Mike Trout to Phillies dream might finally be dead, says MLB insider

Some Phillies fans have dreamed of bringing Mike Trout to Philadelphia for years, but it's time to wake up.
Los Angeles Angels center fielder Mike Trout
Los Angeles Angels center fielder Mike Trout / Gary A. Vasquez-USA TODAY Sports

While it has always been wishful thinking and a long shot at best, the dream of seeing Mike Trout in a Philadelphia Phillies uniform is finally dead, at least according to one MLB insider. Trout never wanted to leave the Los Angeles Angels; his recent knee injury and surgery may have ultimately secured that fate.

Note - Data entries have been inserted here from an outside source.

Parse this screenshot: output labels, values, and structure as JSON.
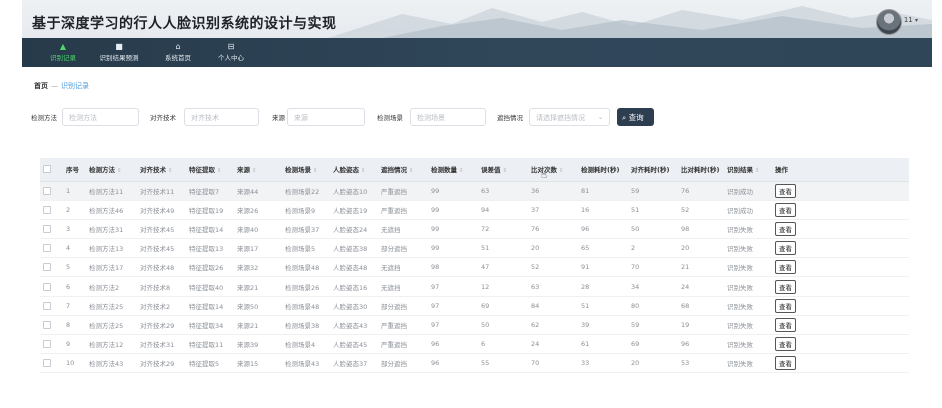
{
  "header": {
    "title": "基于深度学习的行人人脸识别系统的设计与实现",
    "user_label": "11",
    "nav": [
      {
        "label": "识别记录",
        "icon": "person-icon",
        "glyph": "▲",
        "active": true
      },
      {
        "label": "识别结果预测",
        "icon": "message-icon",
        "glyph": "■",
        "active": false
      },
      {
        "label": "系统首页",
        "icon": "home-icon",
        "glyph": "⌂",
        "active": false
      },
      {
        "label": "个人中心",
        "icon": "profile-icon",
        "glyph": "⊟",
        "active": false
      }
    ]
  },
  "breadcrumb": {
    "home": "首页",
    "sep": "—",
    "current": "识别记录"
  },
  "filters": {
    "method_label": "检测方法",
    "method_placeholder": "检测方法",
    "align_label": "对齐技术",
    "align_placeholder": "对齐技术",
    "source_label": "来源",
    "source_placeholder": "来源",
    "scene_label": "检测场景",
    "scene_placeholder": "检测场景",
    "occlusion_label": "遮挡情况",
    "occlusion_placeholder": "请选择遮挡情况",
    "query_label": "查询"
  },
  "table": {
    "columns": [
      "序号",
      "检测方法",
      "对齐技术",
      "特征提取",
      "来源",
      "检测场景",
      "人脸姿态",
      "遮挡情况",
      "检测数量",
      "误差值",
      "比对次数",
      "检测耗时(秒)",
      "对齐耗时(秒)",
      "比对耗时(秒)",
      "识别结果",
      "操作"
    ],
    "view_label": "查看",
    "rows": [
      [
        "1",
        "检测方法11",
        "对齐技术11",
        "特征提取7",
        "来源44",
        "检测场景22",
        "人脸姿态10",
        "严重遮挡",
        "99",
        "63",
        "36",
        "81",
        "59",
        "76",
        "识别成功"
      ],
      [
        "2",
        "检测方法46",
        "对齐技术49",
        "特征提取19",
        "来源26",
        "检测场景9",
        "人脸姿态19",
        "严重遮挡",
        "99",
        "94",
        "37",
        "16",
        "51",
        "52",
        "识别成功"
      ],
      [
        "3",
        "检测方法31",
        "对齐技术45",
        "特征提取14",
        "来源40",
        "检测场景37",
        "人脸姿态24",
        "无遮挡",
        "99",
        "72",
        "76",
        "96",
        "50",
        "98",
        "识别失败"
      ],
      [
        "4",
        "检测方法13",
        "对齐技术45",
        "特征提取13",
        "来源17",
        "检测场景5",
        "人脸姿态38",
        "部分遮挡",
        "99",
        "51",
        "20",
        "65",
        "2",
        "20",
        "识别失败"
      ],
      [
        "5",
        "检测方法17",
        "对齐技术48",
        "特征提取26",
        "来源32",
        "检测场景48",
        "人脸姿态48",
        "无遮挡",
        "98",
        "47",
        "52",
        "91",
        "70",
        "21",
        "识别失败"
      ],
      [
        "6",
        "检测方法2",
        "对齐技术8",
        "特征提取40",
        "来源21",
        "检测场景26",
        "人脸姿态16",
        "无遮挡",
        "97",
        "12",
        "63",
        "28",
        "34",
        "24",
        "识别失败"
      ],
      [
        "7",
        "检测方法25",
        "对齐技术2",
        "特征提取14",
        "来源50",
        "检测场景48",
        "人脸姿态30",
        "部分遮挡",
        "97",
        "69",
        "84",
        "51",
        "80",
        "68",
        "识别失败"
      ],
      [
        "8",
        "检测方法25",
        "对齐技术29",
        "特征提取34",
        "来源21",
        "检测场景38",
        "人脸姿态43",
        "严重遮挡",
        "97",
        "50",
        "62",
        "39",
        "59",
        "19",
        "识别失败"
      ],
      [
        "9",
        "检测方法12",
        "对齐技术31",
        "特征提取11",
        "来源39",
        "检测场景4",
        "人脸姿态45",
        "严重遮挡",
        "96",
        "6",
        "24",
        "61",
        "69",
        "96",
        "识别失败"
      ],
      [
        "10",
        "检测方法43",
        "对齐技术29",
        "特征提取5",
        "来源15",
        "检测场景43",
        "人脸姿态37",
        "部分遮挡",
        "96",
        "55",
        "70",
        "33",
        "20",
        "53",
        "识别失败"
      ]
    ]
  }
}
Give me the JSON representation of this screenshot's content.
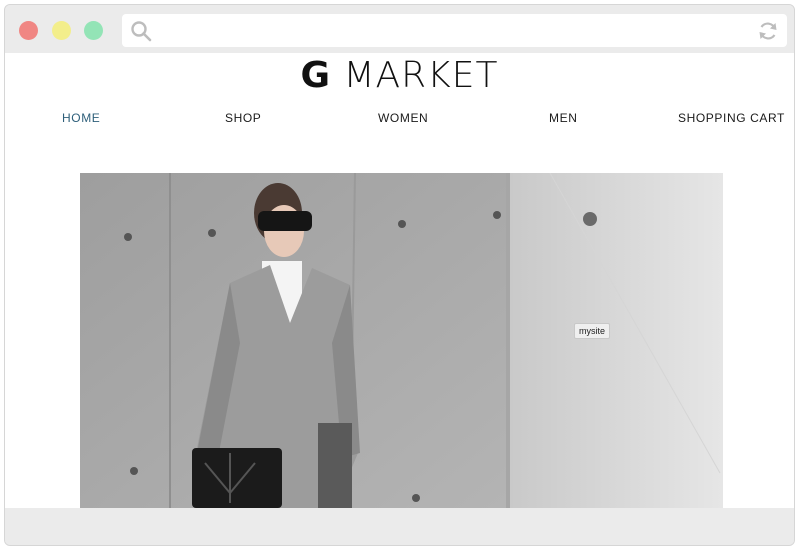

Ken Rosenthal of The Athletic recently laid out the case for why Trout will be stuck in Anaheim forever (subscription required). He even mentions the Phillies as a fit for the generational talent, if he were to change course and leverage his way to a new team.

"Armed with full no-trade protection, he could have leveraged his way to the Philadelphia Phillies, the team closest to his hometown of Millville, N.J.," Rosenthal writes. "He could have blended in with a clubhouse full of hungry stars — Bryce Harper, Trea Turner and Kyle Schwarber, Zack Wheeler and Aaron Nola."

Imagine adding the three-time MVP and 11-time All-Star to this Phillies group in the prime of their World Series contention window.

Mike Trout to Phillies dream might finally be dead, says MLB insider

Even though it would be a homecoming of sorts for the Millville, N.J., native, Trout's chances of escaping the chronically mismanaged Angels organization grow slimmer by the day, compounded by the latest injury. As Rosenthal says, an unlikely series of even more improbable events would have to occur for a trade to become realistic.

Trout would have to first do a 180 and decide he no longer wants to spend his entire career in one place. Despite the track record (1,518 games, three postseason games), he still wants to win with the Angels.

The Angels would also have to be the Angels again. No problem there. They are currently 12-23, and that was with a healthy and resurgent Trout for most of that time.

Angels owner Arte Moreno would also have to come to his senses if Trout were to ask for a trade. He would actually have to offer a deal that another team would find acceptable to take on the 32-year-old's massive contract. The deal still has seven years (including this season) left at $35.5 million a year.

The Phillies trading for Trout has never really made sense, but the idea, dream, fantasy, whatever you want to call it, has been bandied around plenty. The volume of calls for Trout to ask out and for the Phillies to welcome him home only increased after Shohei Ohtani abandoned ship this offseason. He smartly signed with the Los Angeles Dodgers, leaving Trout to fend for himself.

But, as it stands now, with Trout out of commission for the foreseeable future, the dream is officially dead.